Two glasses of Scotch, a brick of lasagna, and the events of this terrible day left Martie half numb with exhaustion. As Dusty cleaned up the dinner dishes, she sat at the table, watching him from under heavy eyelids.

She had expected to lie awake until dawn, racked by anxiety, dreading the future. But now her mind rebelled at assuming an even heavier burden of worry; it was shutting down for the night.

A new fear of sleepwalking was the only thing preventing her from nodding off here at the kitchen table. Somnambulism had never previously afflicted her, but then she had never suffered a panic attack until this morning, either, and now all things were possible.

If she walked in her sleep, perhaps that Other Martie would control her body. Slipping out of bed, leaving Dusty to dream on, the Other might descend barefoot through the house, as comfortable as the blind in darkness, to extract a clean knife from the utensils basket in the dishwasher.

Dusty took her hand and led her through the downstairs, turning off lights as they went. Valet padded after them, his eyes red and shining in the gloom.

Having brought Martie’s raincoat from the kitchen, Dusty paused to hang it in the foyer closet.

Sensing a weight in one of the coat pockets, he fished out the paperback book. “Are you still reading this?” he asked.

“It's a real thriller.”

“But you’ve been taking it to Susan’s sessions forever.”

“Not all that long.” She yawned. “The writing’s good.”

“A real thriller—but you can’t get through it in six months?”

“It hasn’t been six months, has it? No. Can’t be. The plot is entertaining. The characters are colorful. I’m enjoying it.”

He was frowning at her. “What’s wrong with you?”

“Plenty. But, right now, mostly I’m just so damn tired.”

Handing the book to her, he said, “Well, if you have trouble going to sleep, obviously a page of this is better than Nembutal.”

To sleep: perchance to walk, to knife, to burn.

Valet preceded them up the stairs.

As Martie ascended with one hand on the banister and Dusty’s supportive arm around her waist, she took some comfort from the realization that the dog might wake her if she went sleepwalking. Good Valet would lick her bare feet, slap his handsome tail against her legs as she went down the stairs, and certainly bark at her if she withdrew a butcher knife from the dishwasher without using it to carve a snack for him from the brisket in the refrigerator.

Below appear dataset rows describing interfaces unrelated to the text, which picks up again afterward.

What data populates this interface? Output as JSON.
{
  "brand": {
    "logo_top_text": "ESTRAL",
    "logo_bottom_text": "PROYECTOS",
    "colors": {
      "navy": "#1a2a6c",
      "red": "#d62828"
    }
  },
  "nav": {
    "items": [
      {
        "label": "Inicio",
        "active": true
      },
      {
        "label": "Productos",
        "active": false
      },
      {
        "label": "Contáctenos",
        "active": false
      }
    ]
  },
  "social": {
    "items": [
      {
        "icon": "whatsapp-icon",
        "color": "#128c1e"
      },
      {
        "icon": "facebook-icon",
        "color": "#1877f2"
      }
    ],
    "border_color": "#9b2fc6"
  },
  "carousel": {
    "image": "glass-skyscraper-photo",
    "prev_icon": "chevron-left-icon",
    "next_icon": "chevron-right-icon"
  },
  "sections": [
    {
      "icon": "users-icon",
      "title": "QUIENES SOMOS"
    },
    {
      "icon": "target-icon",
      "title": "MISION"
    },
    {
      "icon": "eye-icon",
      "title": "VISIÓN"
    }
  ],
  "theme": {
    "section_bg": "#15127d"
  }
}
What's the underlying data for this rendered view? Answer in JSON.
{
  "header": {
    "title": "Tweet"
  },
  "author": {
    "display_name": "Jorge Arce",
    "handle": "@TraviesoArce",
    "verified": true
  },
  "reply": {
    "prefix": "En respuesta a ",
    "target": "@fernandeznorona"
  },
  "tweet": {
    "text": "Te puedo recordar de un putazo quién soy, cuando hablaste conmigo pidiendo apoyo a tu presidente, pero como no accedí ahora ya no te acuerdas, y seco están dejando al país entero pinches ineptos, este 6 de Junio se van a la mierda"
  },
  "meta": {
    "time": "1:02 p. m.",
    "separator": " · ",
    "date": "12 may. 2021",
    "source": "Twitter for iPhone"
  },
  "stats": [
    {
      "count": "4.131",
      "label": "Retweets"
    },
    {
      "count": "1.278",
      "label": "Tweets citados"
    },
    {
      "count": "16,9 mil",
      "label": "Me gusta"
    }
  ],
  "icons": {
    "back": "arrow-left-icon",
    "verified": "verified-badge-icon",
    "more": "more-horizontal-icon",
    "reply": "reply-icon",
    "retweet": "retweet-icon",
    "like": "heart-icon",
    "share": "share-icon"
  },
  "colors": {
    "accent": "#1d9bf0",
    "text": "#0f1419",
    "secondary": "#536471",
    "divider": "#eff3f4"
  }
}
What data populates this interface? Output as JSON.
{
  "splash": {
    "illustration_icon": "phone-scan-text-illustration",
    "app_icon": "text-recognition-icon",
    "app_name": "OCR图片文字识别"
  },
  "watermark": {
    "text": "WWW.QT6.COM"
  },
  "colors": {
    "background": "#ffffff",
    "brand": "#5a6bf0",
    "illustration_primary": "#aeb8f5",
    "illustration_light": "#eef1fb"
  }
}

Susan dressed for bed in simple white cotton panties—no embroidery or lace, no adornment of any kind—and a white T-shirt.

Prior to the past few months, she had favored colorful lingerie with frills. She had enjoyed feeling sexy. No more.

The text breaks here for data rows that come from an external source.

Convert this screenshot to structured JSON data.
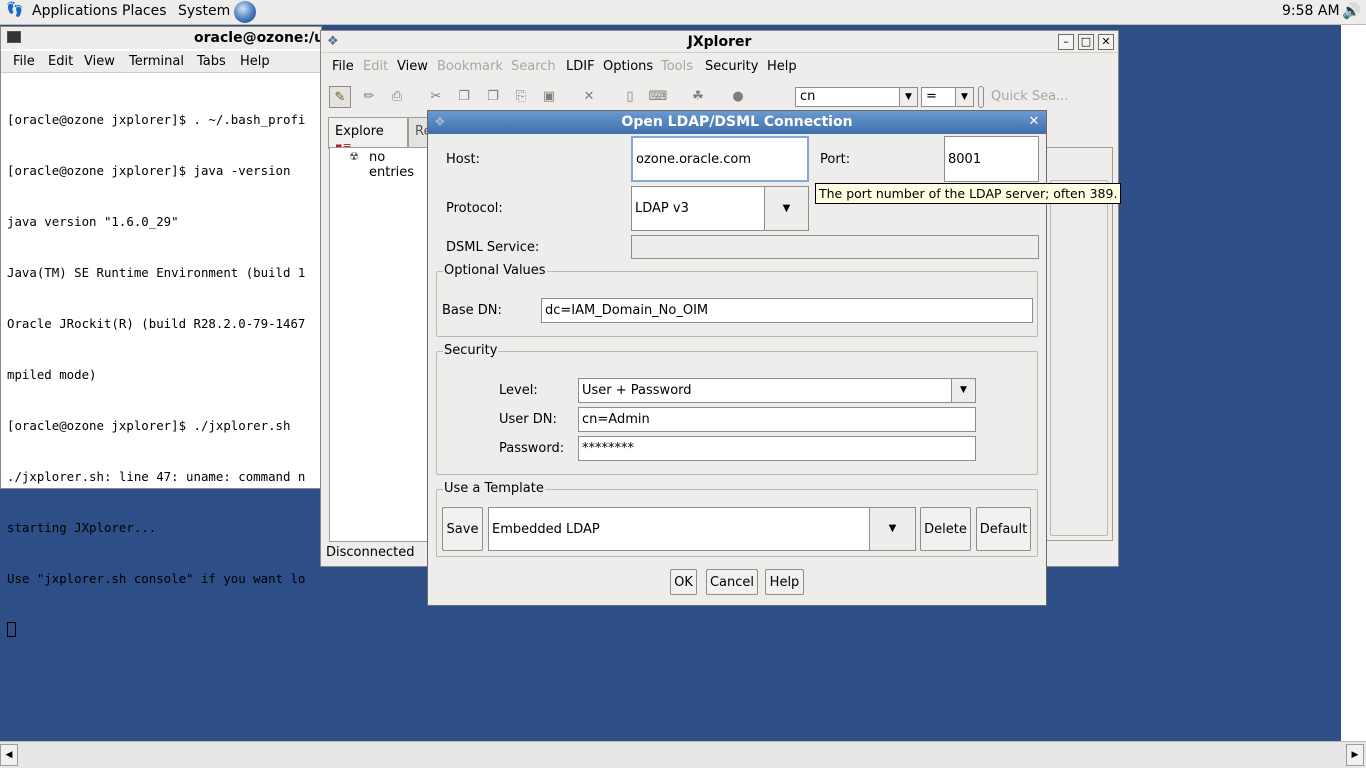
{
  "panel": {
    "applications": "Applications",
    "places": "Places",
    "system": "System",
    "clock": "9:58 AM"
  },
  "terminal": {
    "title": "oracle@ozone:/u",
    "menu": [
      "File",
      "Edit",
      "View",
      "Terminal",
      "Tabs",
      "Help"
    ],
    "lines": [
      "[oracle@ozone jxplorer]$ . ~/.bash_profi",
      "[oracle@ozone jxplorer]$ java -version",
      "java version \"1.6.0_29\"",
      "Java(TM) SE Runtime Environment (build 1",
      "Oracle JRockit(R) (build R28.2.0-79-1467",
      "mpiled mode)",
      "[oracle@ozone jxplorer]$ ./jxplorer.sh",
      "./jxplorer.sh: line 47: uname: command n",
      "starting JXplorer...",
      "Use \"jxplorer.sh console\" if you want lo"
    ]
  },
  "jxplorer": {
    "title": "JXplorer",
    "menu": [
      {
        "label": "File",
        "enabled": true
      },
      {
        "label": "Edit",
        "enabled": false
      },
      {
        "label": "View",
        "enabled": true
      },
      {
        "label": "Bookmark",
        "enabled": false
      },
      {
        "label": "Search",
        "enabled": false
      },
      {
        "label": "LDIF",
        "enabled": true
      },
      {
        "label": "Options",
        "enabled": true
      },
      {
        "label": "Tools",
        "enabled": false
      },
      {
        "label": "Security",
        "enabled": true
      },
      {
        "label": "Help",
        "enabled": true
      }
    ],
    "search_attr": "cn",
    "search_op": "=",
    "quick_search_placeholder": "Quick Sea...",
    "tab_explore": "Explore",
    "tab_results": "Re",
    "tree_empty": "no entries",
    "status": "Disconnected"
  },
  "dialog": {
    "title": "Open LDAP/DSML Connection",
    "host_label": "Host:",
    "host_value": "ozone.oracle.com",
    "port_label": "Port:",
    "port_value": "8001",
    "tooltip": "The port number of the LDAP server; often 389.",
    "protocol_label": "Protocol:",
    "protocol_value": "LDAP v3",
    "dsml_label": "DSML Service:",
    "dsml_value": "",
    "optional_group": "Optional Values",
    "basedn_label": "Base DN:",
    "basedn_value": "dc=IAM_Domain_No_OIM",
    "security_group": "Security",
    "level_label": "Level:",
    "level_value": "User + Password",
    "userdn_label": "User DN:",
    "userdn_value": "cn=Admin",
    "password_label": "Password:",
    "password_value": "********",
    "template_group": "Use a Template",
    "save": "Save",
    "template_value": "Embedded LDAP",
    "delete": "Delete",
    "default": "Default",
    "ok": "OK",
    "cancel": "Cancel",
    "help": "Help"
  }
}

She understood the psychology behind her change in sleepwear. Sexiness was now linked in her mind to rape. Appliquéd lace, fimbria, furbelow, plicated selvage, bargello stitchery, point de gaze, and the like might offer encouragement to her mysterious postmidnight visitor; he might interpret frills as an invitation to further abuse.

For a while she had gone to bed in men’s pajamas, loose and ugly, and then in baggy exercise cottons. The creep hadn’t been turned off by either.

In fact, after undressing her and brutally using her, he took the time to re-dress her with attention to detail that was obvious mockery. If she had buttoned every button on her pajama top before going to bed, he buttoned each; but if she had left one unbuttoned, the same remained unbuttoned when she woke. He retied the waistband drawstring in precisely the bow knot that she had used.